EXERCISE INPUTS Start Marker
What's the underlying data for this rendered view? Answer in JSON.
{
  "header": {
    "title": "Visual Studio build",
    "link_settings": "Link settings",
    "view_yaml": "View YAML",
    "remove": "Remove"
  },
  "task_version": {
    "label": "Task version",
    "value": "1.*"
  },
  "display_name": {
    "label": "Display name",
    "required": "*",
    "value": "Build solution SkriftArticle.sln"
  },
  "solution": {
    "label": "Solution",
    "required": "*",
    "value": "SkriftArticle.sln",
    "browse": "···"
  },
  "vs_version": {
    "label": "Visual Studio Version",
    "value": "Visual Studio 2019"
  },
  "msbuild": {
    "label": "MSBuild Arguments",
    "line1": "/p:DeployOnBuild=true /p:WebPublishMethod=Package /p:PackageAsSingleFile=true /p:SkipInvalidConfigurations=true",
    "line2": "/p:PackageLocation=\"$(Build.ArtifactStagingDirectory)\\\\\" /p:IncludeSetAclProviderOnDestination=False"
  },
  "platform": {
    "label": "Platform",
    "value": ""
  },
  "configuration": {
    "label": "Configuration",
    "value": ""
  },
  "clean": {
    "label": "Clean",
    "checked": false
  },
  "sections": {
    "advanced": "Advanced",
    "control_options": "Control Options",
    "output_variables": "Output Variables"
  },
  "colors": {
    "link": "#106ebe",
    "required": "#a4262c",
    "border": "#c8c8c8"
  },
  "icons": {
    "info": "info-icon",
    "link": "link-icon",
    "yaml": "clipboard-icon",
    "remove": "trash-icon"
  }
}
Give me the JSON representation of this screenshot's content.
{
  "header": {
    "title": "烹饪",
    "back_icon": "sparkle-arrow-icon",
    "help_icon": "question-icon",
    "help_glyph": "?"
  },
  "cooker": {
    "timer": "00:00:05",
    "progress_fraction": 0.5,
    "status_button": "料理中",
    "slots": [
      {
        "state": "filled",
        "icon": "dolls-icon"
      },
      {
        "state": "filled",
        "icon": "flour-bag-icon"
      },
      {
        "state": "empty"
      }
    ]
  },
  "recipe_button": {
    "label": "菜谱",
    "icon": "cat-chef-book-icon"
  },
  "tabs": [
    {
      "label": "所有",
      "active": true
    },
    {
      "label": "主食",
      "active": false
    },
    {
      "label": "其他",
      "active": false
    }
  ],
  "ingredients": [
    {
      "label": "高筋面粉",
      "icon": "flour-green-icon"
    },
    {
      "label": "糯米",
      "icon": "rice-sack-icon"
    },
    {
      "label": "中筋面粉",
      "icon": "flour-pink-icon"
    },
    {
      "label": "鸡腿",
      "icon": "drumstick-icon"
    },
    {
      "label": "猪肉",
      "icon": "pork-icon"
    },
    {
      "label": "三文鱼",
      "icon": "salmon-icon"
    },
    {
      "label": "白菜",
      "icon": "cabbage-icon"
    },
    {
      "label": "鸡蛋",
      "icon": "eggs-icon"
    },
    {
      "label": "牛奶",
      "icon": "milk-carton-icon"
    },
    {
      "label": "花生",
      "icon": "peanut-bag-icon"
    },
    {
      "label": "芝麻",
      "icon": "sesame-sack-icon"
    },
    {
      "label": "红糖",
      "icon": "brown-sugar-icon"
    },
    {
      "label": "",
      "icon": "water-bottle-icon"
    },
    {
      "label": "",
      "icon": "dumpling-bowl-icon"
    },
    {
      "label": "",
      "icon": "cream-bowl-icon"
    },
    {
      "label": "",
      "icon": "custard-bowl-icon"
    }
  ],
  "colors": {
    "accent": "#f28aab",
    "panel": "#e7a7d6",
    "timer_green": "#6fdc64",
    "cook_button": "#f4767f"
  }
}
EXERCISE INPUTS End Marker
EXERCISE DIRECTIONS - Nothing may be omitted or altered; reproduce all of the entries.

REPLY -
What's the underlying data for this rendered view? Answer in JSON.
{
  "header": {
    "title": "Visual Studio build",
    "link_settings": "Link settings",
    "view_yaml": "View YAML",
    "remove": "Remove"
  },
  "task_version": {
    "label": "Task version",
    "value": "1.*"
  },
  "display_name": {
    "label": "Display name",
    "required": "*",
    "value": "Build solution SkriftArticle.sln"
  },
  "solution": {
    "label": "Solution",
    "required": "*",
    "value": "SkriftArticle.sln",
    "browse": "···"
  },
  "vs_version": {
    "label": "Visual Studio Version",
    "value": "Visual Studio 2019"
  },
  "msbuild": {
    "label": "MSBuild Arguments",
    "line1": "/p:DeployOnBuild=true /p:WebPublishMethod=Package /p:PackageAsSingleFile=true /p:SkipInvalidConfigurations=true",
    "line2": "/p:PackageLocation=\"$(Build.ArtifactStagingDirectory)\\\\\" /p:IncludeSetAclProviderOnDestination=False"
  },
  "platform": {
    "label": "Platform",
    "value": ""
  },
  "configuration": {
    "label": "Configuration",
    "value": ""
  },
  "clean": {
    "label": "Clean",
    "checked": false
  },
  "sections": {
    "advanced": "Advanced",
    "control_options": "Control Options",
    "output_variables": "Output Variables"
  },
  "colors": {
    "link": "#106ebe",
    "required": "#a4262c",
    "border": "#c8c8c8"
  },
  "icons": {
    "info": "info-icon",
    "link": "link-icon",
    "yaml": "clipboard-icon",
    "remove": "trash-icon"
  }
}
Give me the JSON representation of this screenshot's content.
{
  "header": {
    "title": "烹饪",
    "back_icon": "sparkle-arrow-icon",
    "help_icon": "question-icon",
    "help_glyph": "?"
  },
  "cooker": {
    "timer": "00:00:05",
    "progress_fraction": 0.5,
    "status_button": "料理中",
    "slots": [
      {
        "state": "filled",
        "icon": "dolls-icon"
      },
      {
        "state": "filled",
        "icon": "flour-bag-icon"
      },
      {
        "state": "empty"
      }
    ]
  },
  "recipe_button": {
    "label": "菜谱",
    "icon": "cat-chef-book-icon"
  },
  "tabs": [
    {
      "label": "所有",
      "active": true
    },
    {
      "label": "主食",
      "active": false
    },
    {
      "label": "其他",
      "active": false
    }
  ],
  "ingredients": [
    {
      "label": "高筋面粉",
      "icon": "flour-green-icon"
    },
    {
      "label": "糯米",
      "icon": "rice-sack-icon"
    },
    {
      "label": "中筋面粉",
      "icon": "flour-pink-icon"
    },
    {
      "label": "鸡腿",
      "icon": "drumstick-icon"
    },
    {
      "label": "猪肉",
      "icon": "pork-icon"
    },
    {
      "label": "三文鱼",
      "icon": "salmon-icon"
    },
    {
      "label": "白菜",
      "icon": "cabbage-icon"
    },
    {
      "label": "鸡蛋",
      "icon": "eggs-icon"
    },
    {
      "label": "牛奶",
      "icon": "milk-carton-icon"
    },
    {
      "label": "花生",
      "icon": "peanut-bag-icon"
    },
    {
      "label": "芝麻",
      "icon": "sesame-sack-icon"
    },
    {
      "label": "红糖",
      "icon": "brown-sugar-icon"
    },
    {
      "label": "",
      "icon": "water-bottle-icon"
    },
    {
      "label": "",
      "icon": "dumpling-bowl-icon"
    },
    {
      "label": "",
      "icon": "cream-bowl-icon"
    },
    {
      "label": "",
      "icon": "custard-bowl-icon"
    }
  ],
  "colors": {
    "accent": "#f28aab",
    "panel": "#e7a7d6",
    "timer_green": "#6fdc64",
    "cook_button": "#f4767f"
  }
}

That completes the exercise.